Requirement:
Please tally how many lines of the material below include the word "fillet", giving only the number.

Exercise materials:
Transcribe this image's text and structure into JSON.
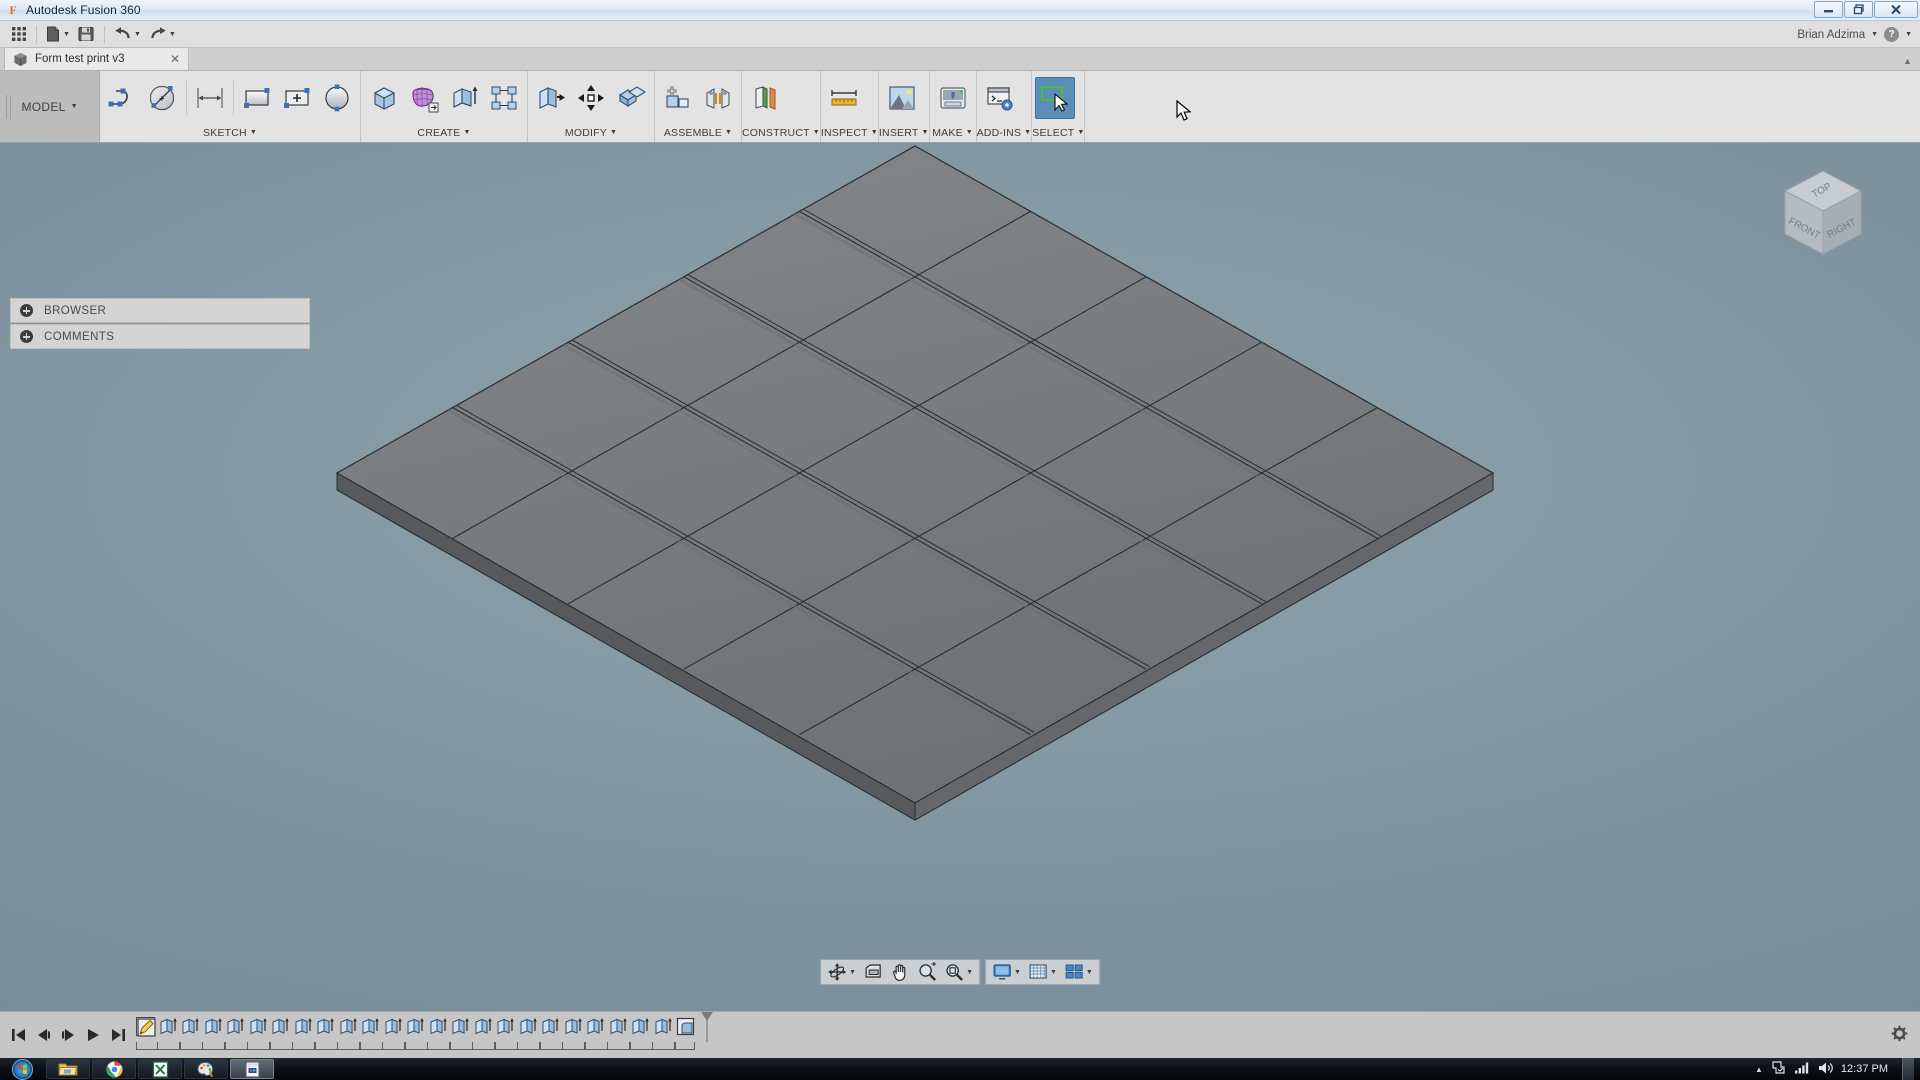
{
  "window": {
    "app_title": "Autodesk Fusion 360",
    "app_icon": "fusion-f-icon",
    "minimize_label": "—",
    "restore_label": "❐",
    "close_label": "✕"
  },
  "quick_access": {
    "grid_icon": "app-grid-icon",
    "new_icon": "new-document-icon",
    "save_icon": "save-icon",
    "undo_icon": "undo-arrow-icon",
    "redo_icon": "redo-arrow-icon",
    "user_name": "Brian Adzima",
    "help_label": "?"
  },
  "document_tab": {
    "label": "Form test print v3",
    "icon": "document-cube-icon",
    "close_label": "✕",
    "collapse_label": "▲"
  },
  "ribbon": {
    "workspace": "MODEL",
    "panels": [
      {
        "label": "SKETCH",
        "tools": [
          {
            "name": "sketch-line-icon"
          },
          {
            "name": "sketch-circle-icon"
          },
          {
            "name": "sketch-dimension-icon"
          },
          {
            "name": "sketch-rectangle-icon"
          },
          {
            "name": "sketch-create-icon"
          },
          {
            "name": "sketch-stop-icon"
          }
        ]
      },
      {
        "label": "CREATE",
        "tools": [
          {
            "name": "create-box-icon"
          },
          {
            "name": "create-form-icon"
          },
          {
            "name": "create-extrude-icon"
          },
          {
            "name": "create-pattern-icon"
          }
        ]
      },
      {
        "label": "MODIFY",
        "tools": [
          {
            "name": "modify-press-pull-icon"
          },
          {
            "name": "modify-move-icon"
          },
          {
            "name": "modify-combine-icon"
          }
        ]
      },
      {
        "label": "ASSEMBLE",
        "tools": [
          {
            "name": "assemble-new-component-icon"
          },
          {
            "name": "assemble-joint-icon"
          }
        ]
      },
      {
        "label": "CONSTRUCT",
        "tools": [
          {
            "name": "construct-offset-plane-icon"
          }
        ]
      },
      {
        "label": "INSPECT",
        "tools": [
          {
            "name": "inspect-measure-icon"
          }
        ]
      },
      {
        "label": "INSERT",
        "tools": [
          {
            "name": "insert-image-icon"
          }
        ]
      },
      {
        "label": "MAKE",
        "tools": [
          {
            "name": "make-3d-print-icon"
          }
        ]
      },
      {
        "label": "ADD-INS",
        "tools": [
          {
            "name": "addins-scripts-icon"
          }
        ]
      },
      {
        "label": "SELECT",
        "tools": [
          {
            "name": "select-window-icon",
            "active": true
          }
        ]
      }
    ]
  },
  "left_panel": {
    "items": [
      {
        "label": "BROWSER",
        "expand_icon": "plus-circle-icon"
      },
      {
        "label": "COMMENTS",
        "expand_icon": "plus-circle-icon"
      }
    ]
  },
  "viewcube": {
    "top_face": "TOP",
    "front_face": "FRONT",
    "right_face": "RIGHT"
  },
  "model": {
    "description": "Grid of square tiles plate in isometric view",
    "rows": 5,
    "cols": 5,
    "body_color": "#76797c",
    "edge_color": "#2a2c2e"
  },
  "navigation_bar": {
    "groups": [
      {
        "buttons": [
          {
            "name": "orbit-icon",
            "has_caret": true
          },
          {
            "name": "look-at-icon",
            "has_caret": false
          },
          {
            "name": "pan-hand-icon",
            "has_caret": false
          },
          {
            "name": "zoom-magnifier-icon",
            "has_caret": false
          },
          {
            "name": "fit-view-icon",
            "has_caret": true
          }
        ]
      },
      {
        "buttons": [
          {
            "name": "display-settings-icon",
            "has_caret": true
          },
          {
            "name": "grid-snaps-icon",
            "has_caret": true
          },
          {
            "name": "viewport-layout-icon",
            "has_caret": true
          }
        ]
      }
    ]
  },
  "timeline": {
    "playback": [
      {
        "name": "timeline-skip-start-icon"
      },
      {
        "name": "timeline-step-back-icon"
      },
      {
        "name": "timeline-step-forward-icon"
      },
      {
        "name": "timeline-play-icon"
      },
      {
        "name": "timeline-skip-end-icon"
      }
    ],
    "features": [
      {
        "name": "timeline-sketch-feature",
        "type": "sketch"
      },
      {
        "name": "timeline-extrude-feature",
        "type": "extrude"
      },
      {
        "name": "timeline-extrude-feature",
        "type": "extrude"
      },
      {
        "name": "timeline-extrude-feature",
        "type": "extrude"
      },
      {
        "name": "timeline-extrude-feature",
        "type": "extrude"
      },
      {
        "name": "timeline-extrude-feature",
        "type": "extrude"
      },
      {
        "name": "timeline-extrude-feature",
        "type": "extrude"
      },
      {
        "name": "timeline-extrude-feature",
        "type": "extrude"
      },
      {
        "name": "timeline-extrude-feature",
        "type": "extrude"
      },
      {
        "name": "timeline-extrude-feature",
        "type": "extrude"
      },
      {
        "name": "timeline-extrude-feature",
        "type": "extrude"
      },
      {
        "name": "timeline-extrude-feature",
        "type": "extrude"
      },
      {
        "name": "timeline-extrude-feature",
        "type": "extrude"
      },
      {
        "name": "timeline-extrude-feature",
        "type": "extrude"
      },
      {
        "name": "timeline-extrude-feature",
        "type": "extrude"
      },
      {
        "name": "timeline-extrude-feature",
        "type": "extrude"
      },
      {
        "name": "timeline-extrude-feature",
        "type": "extrude"
      },
      {
        "name": "timeline-extrude-feature",
        "type": "extrude"
      },
      {
        "name": "timeline-extrude-feature",
        "type": "extrude"
      },
      {
        "name": "timeline-extrude-feature",
        "type": "extrude"
      },
      {
        "name": "timeline-extrude-feature",
        "type": "extrude"
      },
      {
        "name": "timeline-extrude-feature",
        "type": "extrude"
      },
      {
        "name": "timeline-extrude-feature",
        "type": "extrude"
      },
      {
        "name": "timeline-extrude-feature",
        "type": "extrude"
      },
      {
        "name": "timeline-fillet-feature",
        "type": "fillet"
      }
    ],
    "settings_icon": "timeline-settings-gear-icon"
  },
  "taskbar": {
    "start_label": "Start",
    "items": [
      {
        "name": "taskbar-explorer",
        "active": false
      },
      {
        "name": "taskbar-chrome",
        "active": false
      },
      {
        "name": "taskbar-excel",
        "active": false
      },
      {
        "name": "taskbar-paint",
        "active": false
      },
      {
        "name": "taskbar-app",
        "active": true
      }
    ],
    "tray": {
      "arrow": "▲",
      "icons": [
        "tray-action-center-icon",
        "tray-network-icon",
        "tray-volume-icon"
      ],
      "clock": "12:37 PM"
    }
  }
}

Result for this task:
2